President Obama's budget keeps the estate tax at its 2009 level, which means the government gets 45 percent of a dead person's estate valued over $3.5 million dollars or $7 million for a couple.

Republicans argue this tax doesn't just strike the wealthy.

"It destroys a lot of small businesses and a lot of family farms and ranches in America," said Sen. John Ensign, R-Nev.

"People who aren't wealthy, who may have built up value in land over generations and many family farms find themselves in situations where they've got to sell the farm in order the pay the taxes," said House Minority Leader John Boehner, R-Ohio.

In 2001 and 2003, Republicans helped push through President Bush's tax cuts that lowered the estate tax from 55 percent to 45 percent this year and would have eliminated them next year.

Democrats contend that keeping the tax rate at 45 percent in 2010 is still a break from the 55 percent and insist the federal coffers would take too much of a hit if Congress completely repealed the tax.

"The total repeal would have a substantial additional impact on revenues," said Rep. John Spratt, D-S.C. "And this is also a time when we need to -- we simply can't be profligate about tax cuts. And we think we struck a good balance."

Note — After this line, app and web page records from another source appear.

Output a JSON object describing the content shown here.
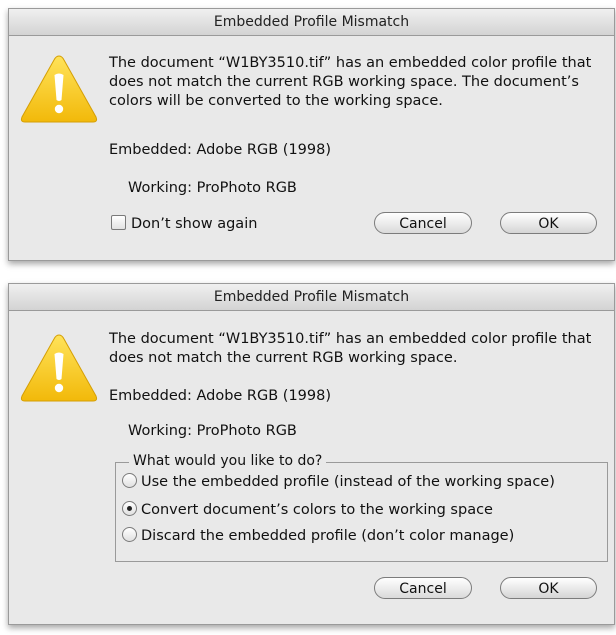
{
  "dialogs": [
    {
      "title": "Embedded Profile Mismatch",
      "message": "The document “W1BY3510.tif” has an embedded color profile that does not match the current RGB working space.  The document’s colors will be converted to the working space.",
      "embedded_label": "Embedded:",
      "embedded_value": "Adobe RGB (1998)",
      "working_label": "Working:",
      "working_value": "ProPhoto RGB",
      "checkbox_label": "Don’t show again",
      "checkbox_checked": false,
      "cancel_label": "Cancel",
      "ok_label": "OK"
    },
    {
      "title": "Embedded Profile Mismatch",
      "message": "The document “W1BY3510.tif” has an embedded color profile that does not match the current RGB working space.",
      "embedded_label": "Embedded:",
      "embedded_value": "Adobe RGB (1998)",
      "working_label": "Working:",
      "working_value": "ProPhoto RGB",
      "group_label": "What would you like to do?",
      "options": [
        {
          "label": "Use the embedded profile (instead of the working space)",
          "selected": false
        },
        {
          "label": "Convert document’s colors to the working space",
          "selected": true
        },
        {
          "label": "Discard the embedded profile (don’t color manage)",
          "selected": false
        }
      ],
      "cancel_label": "Cancel",
      "ok_label": "OK"
    }
  ],
  "icons": {
    "warning": "warning-icon"
  },
  "colors": {
    "dialog_bg": "#e9e9e9",
    "warning_yellow": "#f7cc12"
  }
}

Yet Obama's own top economic advisor, Larry Summers, took an interesting position on the passage of wealth from one generation to the next.

"The evidence presented indicates that intergenerational transfers account for the vast majority of aggregate U.S. capital formation," he wrote in a study that he co-authored in 1980.

If the estate tax is renewed next year, economists say small businesses need to plan ahead.

"By and large, the death tax is borne by people who own small businesses, who haven't had the benefit of big corporate lawyers and big corporate accounting offices to prepare them for paying this tax," said William Beach, a senior fellow in economics at the Heritage Foundation.

Ensign said he wants a zero percent death tax but since Republicans are in the minority, they're offering a counter proposal: zero percent if your wealth is under $5 million dollars and between 15 to 35 percent for any amount over that.